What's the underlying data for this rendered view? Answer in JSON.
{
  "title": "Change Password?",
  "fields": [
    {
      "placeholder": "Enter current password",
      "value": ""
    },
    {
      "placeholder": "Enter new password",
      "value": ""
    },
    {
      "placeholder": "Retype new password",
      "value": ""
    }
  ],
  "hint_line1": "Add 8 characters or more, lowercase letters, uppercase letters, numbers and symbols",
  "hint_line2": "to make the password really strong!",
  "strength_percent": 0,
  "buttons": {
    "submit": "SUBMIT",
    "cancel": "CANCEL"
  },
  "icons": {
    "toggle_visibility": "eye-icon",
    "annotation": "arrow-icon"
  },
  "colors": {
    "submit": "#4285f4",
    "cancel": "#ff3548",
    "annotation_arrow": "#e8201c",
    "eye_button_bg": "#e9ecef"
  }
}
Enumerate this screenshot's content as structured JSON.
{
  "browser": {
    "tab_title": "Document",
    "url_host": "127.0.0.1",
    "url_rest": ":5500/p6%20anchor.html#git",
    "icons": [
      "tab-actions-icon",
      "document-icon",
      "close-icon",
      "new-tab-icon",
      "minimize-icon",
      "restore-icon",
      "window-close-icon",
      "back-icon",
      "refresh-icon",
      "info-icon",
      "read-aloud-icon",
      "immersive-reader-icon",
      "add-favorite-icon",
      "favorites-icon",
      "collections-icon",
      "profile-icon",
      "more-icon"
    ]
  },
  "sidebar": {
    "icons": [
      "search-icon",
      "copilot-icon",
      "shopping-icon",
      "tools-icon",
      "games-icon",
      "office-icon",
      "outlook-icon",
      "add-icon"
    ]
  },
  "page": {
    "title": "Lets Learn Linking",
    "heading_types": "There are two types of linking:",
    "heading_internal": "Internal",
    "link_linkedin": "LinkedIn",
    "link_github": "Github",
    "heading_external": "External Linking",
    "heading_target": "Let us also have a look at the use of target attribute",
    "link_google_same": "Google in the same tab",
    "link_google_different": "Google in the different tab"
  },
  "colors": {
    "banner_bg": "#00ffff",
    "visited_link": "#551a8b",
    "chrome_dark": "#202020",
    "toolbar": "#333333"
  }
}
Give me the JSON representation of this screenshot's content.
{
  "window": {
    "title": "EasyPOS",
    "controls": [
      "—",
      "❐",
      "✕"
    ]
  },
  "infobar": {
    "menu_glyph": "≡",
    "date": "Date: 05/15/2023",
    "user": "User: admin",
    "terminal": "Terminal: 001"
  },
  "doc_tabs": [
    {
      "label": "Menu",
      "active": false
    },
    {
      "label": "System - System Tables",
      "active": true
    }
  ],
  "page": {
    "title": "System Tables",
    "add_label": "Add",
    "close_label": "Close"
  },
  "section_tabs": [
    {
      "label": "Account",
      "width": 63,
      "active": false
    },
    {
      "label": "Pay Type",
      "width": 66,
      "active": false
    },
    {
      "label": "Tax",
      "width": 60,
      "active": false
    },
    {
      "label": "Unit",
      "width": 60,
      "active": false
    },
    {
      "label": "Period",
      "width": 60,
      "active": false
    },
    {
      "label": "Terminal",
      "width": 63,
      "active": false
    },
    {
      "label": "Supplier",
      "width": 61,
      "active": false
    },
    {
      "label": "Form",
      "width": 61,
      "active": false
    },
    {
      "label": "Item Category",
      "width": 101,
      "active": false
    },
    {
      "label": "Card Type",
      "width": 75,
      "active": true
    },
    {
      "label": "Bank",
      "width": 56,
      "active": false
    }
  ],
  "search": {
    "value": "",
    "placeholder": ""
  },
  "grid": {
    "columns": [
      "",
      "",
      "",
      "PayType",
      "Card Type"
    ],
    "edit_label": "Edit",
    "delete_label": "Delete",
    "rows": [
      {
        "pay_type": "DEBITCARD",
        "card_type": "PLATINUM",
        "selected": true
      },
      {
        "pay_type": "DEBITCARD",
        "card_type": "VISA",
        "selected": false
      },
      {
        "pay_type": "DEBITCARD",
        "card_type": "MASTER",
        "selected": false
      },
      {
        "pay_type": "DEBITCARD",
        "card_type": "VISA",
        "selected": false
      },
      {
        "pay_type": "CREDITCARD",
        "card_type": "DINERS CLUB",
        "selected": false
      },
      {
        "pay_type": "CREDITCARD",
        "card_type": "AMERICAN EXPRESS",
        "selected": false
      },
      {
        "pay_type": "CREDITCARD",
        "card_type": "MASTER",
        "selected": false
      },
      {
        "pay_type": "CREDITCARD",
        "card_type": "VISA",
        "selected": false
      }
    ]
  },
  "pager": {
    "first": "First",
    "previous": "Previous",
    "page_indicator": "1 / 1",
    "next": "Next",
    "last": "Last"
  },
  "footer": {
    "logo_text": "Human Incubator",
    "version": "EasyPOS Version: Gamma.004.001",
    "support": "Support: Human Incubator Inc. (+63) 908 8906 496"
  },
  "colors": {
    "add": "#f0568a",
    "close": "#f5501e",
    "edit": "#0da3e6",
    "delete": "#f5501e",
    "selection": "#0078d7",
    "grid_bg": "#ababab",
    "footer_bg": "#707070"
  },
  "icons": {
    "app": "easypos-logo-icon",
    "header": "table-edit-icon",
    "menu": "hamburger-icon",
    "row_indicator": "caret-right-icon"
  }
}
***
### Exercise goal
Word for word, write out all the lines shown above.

### Reply to the task
What's the underlying data for this rendered view? Answer in JSON.
{
  "title": "Change Password?",
  "fields": [
    {
      "placeholder": "Enter current password",
      "value": ""
    },
    {
      "placeholder": "Enter new password",
      "value": ""
    },
    {
      "placeholder": "Retype new password",
      "value": ""
    }
  ],
  "hint_line1": "Add 8 characters or more, lowercase letters, uppercase letters, numbers and symbols",
  "hint_line2": "to make the password really strong!",
  "strength_percent": 0,
  "buttons": {
    "submit": "SUBMIT",
    "cancel": "CANCEL"
  },
  "icons": {
    "toggle_visibility": "eye-icon",
    "annotation": "arrow-icon"
  },
  "colors": {
    "submit": "#4285f4",
    "cancel": "#ff3548",
    "annotation_arrow": "#e8201c",
    "eye_button_bg": "#e9ecef"
  }
}
Enumerate this screenshot's content as structured JSON.
{
  "browser": {
    "tab_title": "Document",
    "url_host": "127.0.0.1",
    "url_rest": ":5500/p6%20anchor.html#git",
    "icons": [
      "tab-actions-icon",
      "document-icon",
      "close-icon",
      "new-tab-icon",
      "minimize-icon",
      "restore-icon",
      "window-close-icon",
      "back-icon",
      "refresh-icon",
      "info-icon",
      "read-aloud-icon",
      "immersive-reader-icon",
      "add-favorite-icon",
      "favorites-icon",
      "collections-icon",
      "profile-icon",
      "more-icon"
    ]
  },
  "sidebar": {
    "icons": [
      "search-icon",
      "copilot-icon",
      "shopping-icon",
      "tools-icon",
      "games-icon",
      "office-icon",
      "outlook-icon",
      "add-icon"
    ]
  },
  "page": {
    "title": "Lets Learn Linking",
    "heading_types": "There are two types of linking:",
    "heading_internal": "Internal",
    "link_linkedin": "LinkedIn",
    "link_github": "Github",
    "heading_external": "External Linking",
    "heading_target": "Let us also have a look at the use of target attribute",
    "link_google_same": "Google in the same tab",
    "link_google_different": "Google in the different tab"
  },
  "colors": {
    "banner_bg": "#00ffff",
    "visited_link": "#551a8b",
    "chrome_dark": "#202020",
    "toolbar": "#333333"
  }
}
Give me the JSON representation of this screenshot's content.
{
  "window": {
    "title": "EasyPOS",
    "controls": [
      "—",
      "❐",
      "✕"
    ]
  },
  "infobar": {
    "menu_glyph": "≡",
    "date": "Date: 05/15/2023",
    "user": "User: admin",
    "terminal": "Terminal: 001"
  },
  "doc_tabs": [
    {
      "label": "Menu",
      "active": false
    },
    {
      "label": "System - System Tables",
      "active": true
    }
  ],
  "page": {
    "title": "System Tables",
    "add_label": "Add",
    "close_label": "Close"
  },
  "section_tabs": [
    {
      "label": "Account",
      "width": 63,
      "active": false
    },
    {
      "label": "Pay Type",
      "width": 66,
      "active": false
    },
    {
      "label": "Tax",
      "width": 60,
      "active": false
    },
    {
      "label": "Unit",
      "width": 60,
      "active": false
    },
    {
      "label": "Period",
      "width": 60,
      "active": false
    },
    {
      "label": "Terminal",
      "width": 63,
      "active": false
    },
    {
      "label": "Supplier",
      "width": 61,
      "active": false
    },
    {
      "label": "Form",
      "width": 61,
      "active": false
    },
    {
      "label": "Item Category",
      "width": 101,
      "active": false
    },
    {
      "label": "Card Type",
      "width": 75,
      "active": true
    },
    {
      "label": "Bank",
      "width": 56,
      "active": false
    }
  ],
  "search": {
    "value": "",
    "placeholder": ""
  },
  "grid": {
    "columns": [
      "",
      "",
      "",
      "PayType",
      "Card Type"
    ],
    "edit_label": "Edit",
    "delete_label": "Delete",
    "rows": [
      {
        "pay_type": "DEBITCARD",
        "card_type": "PLATINUM",
        "selected": true
      },
      {
        "pay_type": "DEBITCARD",
        "card_type": "VISA",
        "selected": false
      },
      {
        "pay_type": "DEBITCARD",
        "card_type": "MASTER",
        "selected": false
      },
      {
        "pay_type": "DEBITCARD",
        "card_type": "VISA",
        "selected": false
      },
      {
        "pay_type": "CREDITCARD",
        "card_type": "DINERS CLUB",
        "selected": false
      },
      {
        "pay_type": "CREDITCARD",
        "card_type": "AMERICAN EXPRESS",
        "selected": false
      },
      {
        "pay_type": "CREDITCARD",
        "card_type": "MASTER",
        "selected": false
      },
      {
        "pay_type": "CREDITCARD",
        "card_type": "VISA",
        "selected": false
      }
    ]
  },
  "pager": {
    "first": "First",
    "previous": "Previous",
    "page_indicator": "1 / 1",
    "next": "Next",
    "last": "Last"
  },
  "footer": {
    "logo_text": "Human Incubator",
    "version": "EasyPOS Version: Gamma.004.001",
    "support": "Support: Human Incubator Inc. (+63) 908 8906 496"
  },
  "colors": {
    "add": "#f0568a",
    "close": "#f5501e",
    "edit": "#0da3e6",
    "delete": "#f5501e",
    "selection": "#0078d7",
    "grid_bg": "#ababab",
    "footer_bg": "#707070"
  },
  "icons": {
    "app": "easypos-logo-icon",
    "header": "table-edit-icon",
    "menu": "hamburger-icon",
    "row_indicator": "caret-right-icon"
  }
}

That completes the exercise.